10 quarts of dill pickles (the relish and sweet pickles are left over from last year)
and 37 quarts of tomatoes, mostly whole tomatoes but some are sauce. This is a pretty small yield of tomatoes for us, our plants seemed to have a disease this year so they didn’t do very well. In past years we have had up to 90 quarts of tomatoes.
This is what we have left in the garden:
More basil, good golly we already have enough pesto to feed half the city.
I love this plant, this is Thai basil (we have several different varieties of basil in the garden,) I believe we had about 8 basil plants before the wind storm came through. And here is a basil plant that has been taken out of the garden and put in a pot so it can grow in the greenhouse all winter long. Because we’re not going to have enough frozen basil we’ll also have fresh basil to get us through the winter. 🙂 Did I mention if anyone wants pesto let us know!

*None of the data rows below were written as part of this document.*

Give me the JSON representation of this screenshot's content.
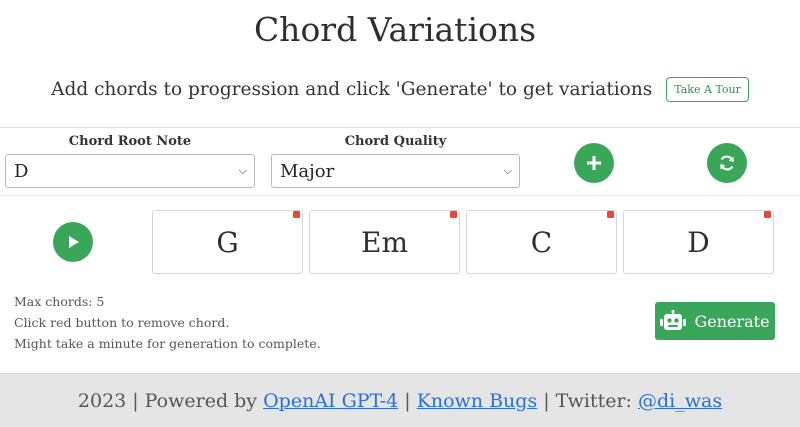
{
  "header": {
    "title": "Chord Variations",
    "subtitle": "Add chords to progression and click 'Generate' to get variations",
    "tour_button": "Take A Tour"
  },
  "controls": {
    "root_label": "Chord Root Note",
    "root_value": "D",
    "quality_label": "Chord Quality",
    "quality_value": "Major",
    "add_icon": "plus-icon",
    "refresh_icon": "refresh-icon",
    "play_icon": "play-icon"
  },
  "progression": {
    "chords": [
      "G",
      "Em",
      "C",
      "D"
    ]
  },
  "info": {
    "max": "Max chords: 5",
    "remove_hint": "Click red button to remove chord.",
    "wait_hint": "Might take a minute for generation to complete."
  },
  "generate": {
    "label": "Generate",
    "icon": "robot-icon"
  },
  "footer": {
    "year": "2023",
    "powered_prefix": "Powered by",
    "powered_link": "OpenAI GPT-4",
    "bugs_link": "Known Bugs",
    "twitter_prefix": "Twitter:",
    "twitter_link": "@di_was"
  },
  "colors": {
    "accent": "#3aa65a",
    "remove": "#e8473b",
    "link": "#2a6fdb",
    "footer_bg": "#e5e5e5"
  }
}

More sweet peppers; red, yellow and green. As long as it doesn’t frost they’ll keep ripening and we’ll keep picking them and freezing them.
We also have a late harvest of radishes that Dan just recently planted.
This is a huge Thyme plant that spent last winter in the green house, the summer outside in it’s pot and will be moved back to the green house this winter. I have only used it once on a lamb roast but i think Dan has made some vinegar with it and used it in some of his grilling.
And of course a fig. There are still a ton of green figs on our fig tree but not too many more of them will ripen since the days have gotten so much cooler. We did have a great harvest this year. Everyone loves to go pick fresh figs off the tree and eat them right away. They are so good. If you have never had a fresh fig make sure you come over and try one next summer! Dan also takes starts off this tree when he cuts it back each fall and pots them to share with friends. You have to baby a the fig tree, wrapping it up in the winter so it doesn’t freeze. But if you don’t mind the extra work the figs are definitely worth it!